Few people enjoy bread with a hard, dry crust that sticks to the teeth and is so brittle that it flakes off in chunks. But these are the quality defects many of us battle with when producing par-baked bread.
Contributing factors include the ingredients used to secure dough stability and volume and the ambient or frozen storage conditions of par-baked bread after it has been in the oven for the first time.
Strength without hardness
Let’s start with the ingredient issue – specifically the DATEM (diacetyl tartaric acid ester of mono- and diglycerides) and ascorbic acid widely used in industrial bread-making for dough strengthening.
A drawback in par-baked bread is that a high dosage of these ingredients gives a thicker bread crust.
After the second baking, the crust typically becomes dry, hard and short – not the characteristics that give optimum consumer satisfaction.
Our own hunt for a solution has led us to a combination of the fruit sugar fructose and the enzyme amyloglucosidase, which catalyses the production of glucose. Both fructose and glucose have a well-documented high impact on the Maillard reaction. In our trials, we have found that the result of this impact is par-baked bread with a consistently thinner, crisper crust with a tender bite.
Flexibility without flake-off
A crust that is both thin and flexible is also an advantage when controlling flake-off – a primary reason why bread often lands in the bin before even getting to the store shelf. There are several reasons why flake-off occurs.
In par-bakes for ambient storage, the flake-off risk is higher if the first baking is too long or intensive.
Damage is then likely during transportation and handling.
If the par-baked bread is to be frozen, a slow cooling process may cause the crumb to shrink and become detached from the crust. Ice crystal formation in the freezer can put the crust under further pressure as the crumb expands. In both cases, the crust may crack and break away in chunks.
For flake-off control, we have found that amyloglucosidase again produces good results, this time when used with lecithin. The thin, flexible crust that results is also able to withstand handling after the second baking – suffering minimal damage, for example, when par-baked bread is sold from automated vending machines.
Blistering in baquettes

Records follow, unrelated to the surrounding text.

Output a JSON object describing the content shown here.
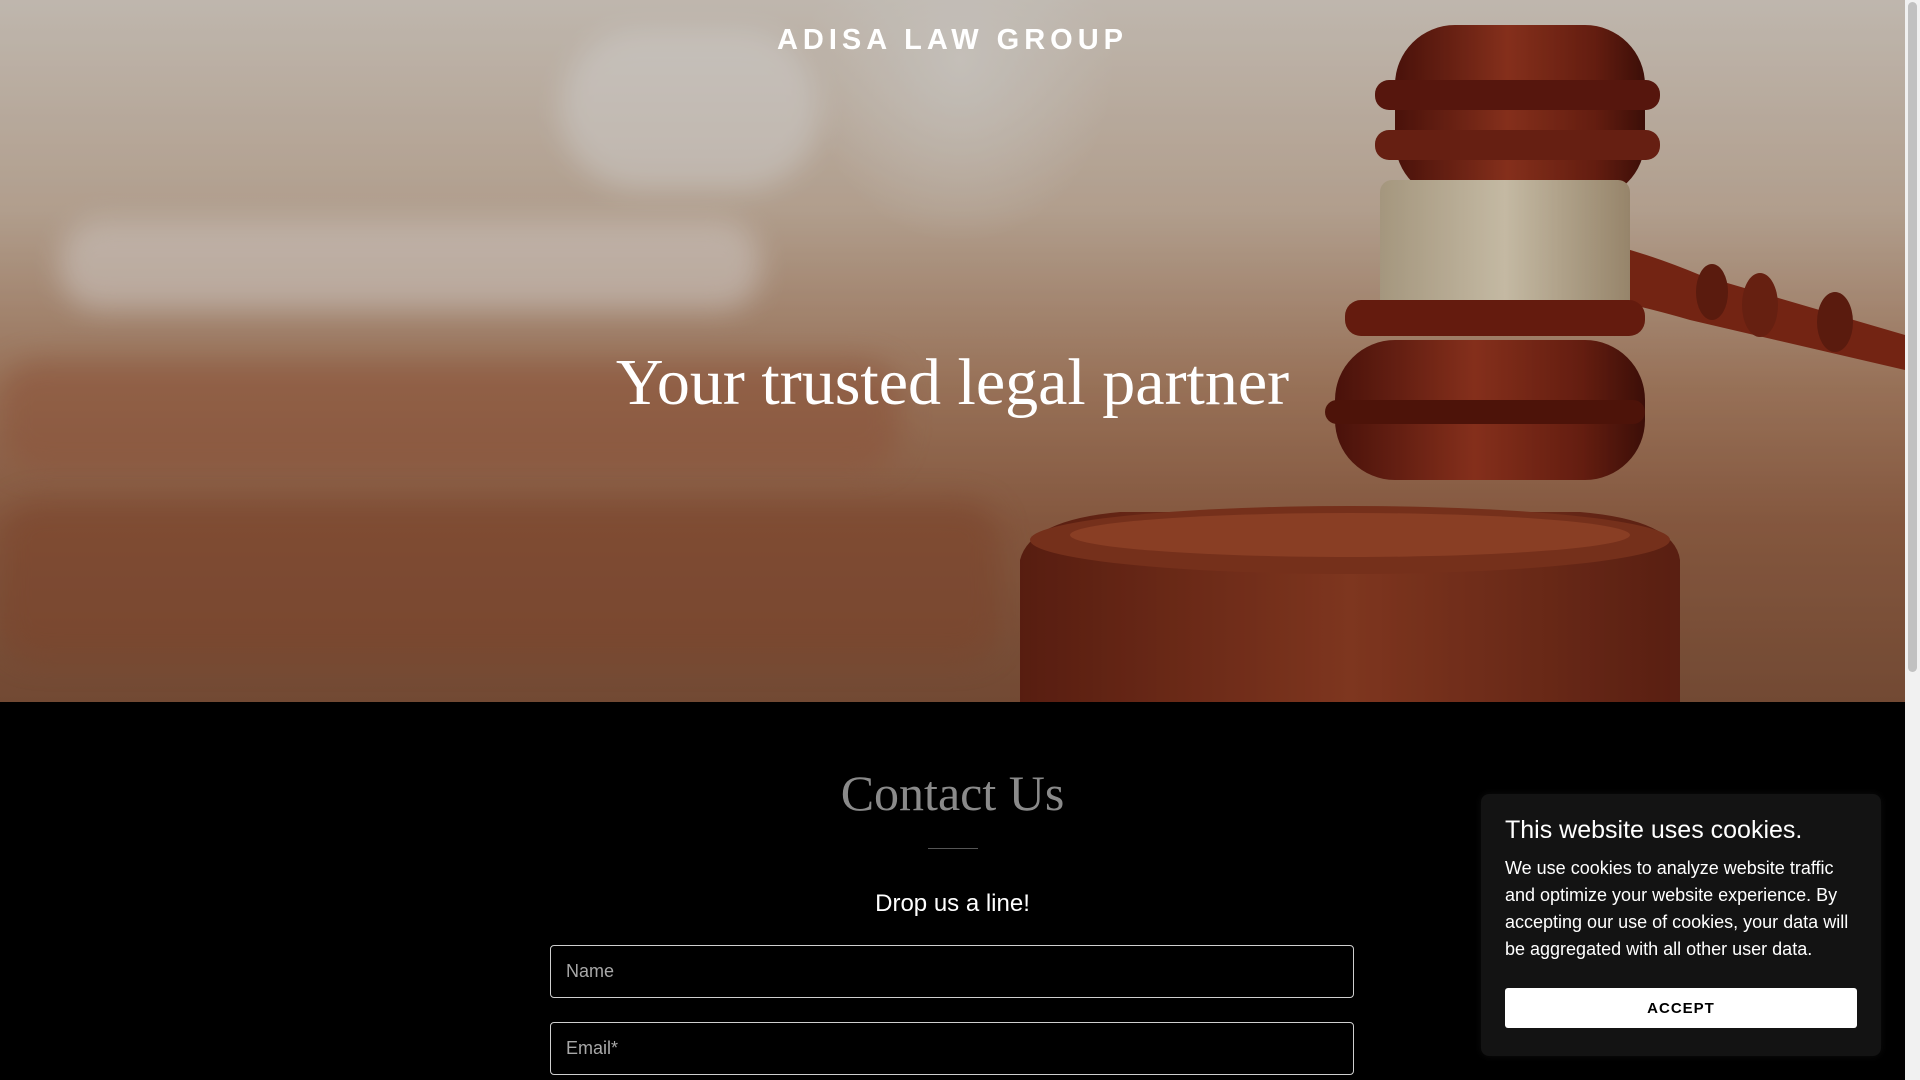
{
  "header": {
    "brand": "ADISA LAW GROUP"
  },
  "hero": {
    "tagline": "Your trusted legal partner"
  },
  "contact": {
    "title": "Contact Us",
    "subtitle": "Drop us a line!",
    "fields": {
      "name_placeholder": "Name",
      "email_placeholder": "Email*"
    }
  },
  "cookie_banner": {
    "title": "This website uses cookies.",
    "text": "We use cookies to analyze website traffic and optimize your website experience. By accepting our use of cookies, your data will be aggregated with all other user data.",
    "accept_label": "ACCEPT"
  },
  "colors": {
    "background": "#000000",
    "hero_wood": "#7a2a1a",
    "accept_button": "#ffffff"
  }
}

A particular issue in baguette production is blistering, where large holes develop underneath the crust.
Although monoglycerides are a well-known solution, their use may be accompanied by reduced crust crispness.
Our tests have shown that amyloglucosidase is an efficient alternative. By speeding up crust development, a higher dosage of the enzyme prevents blistering with no negative consequences for dough handling.
Meeting all needs
Improving crust eating quality and reducing flake-off are needs that tend to go hand-in-hand. For this reason, we have run trials with amyloglucosidase, fructose and lecithin in the same formulation. The results are encouraging.
All the solutions we have tested are used in addition to DATEM and ascorbic acid. That means you can improve the quality of your crust at no expense to bread volume and dough handling properties.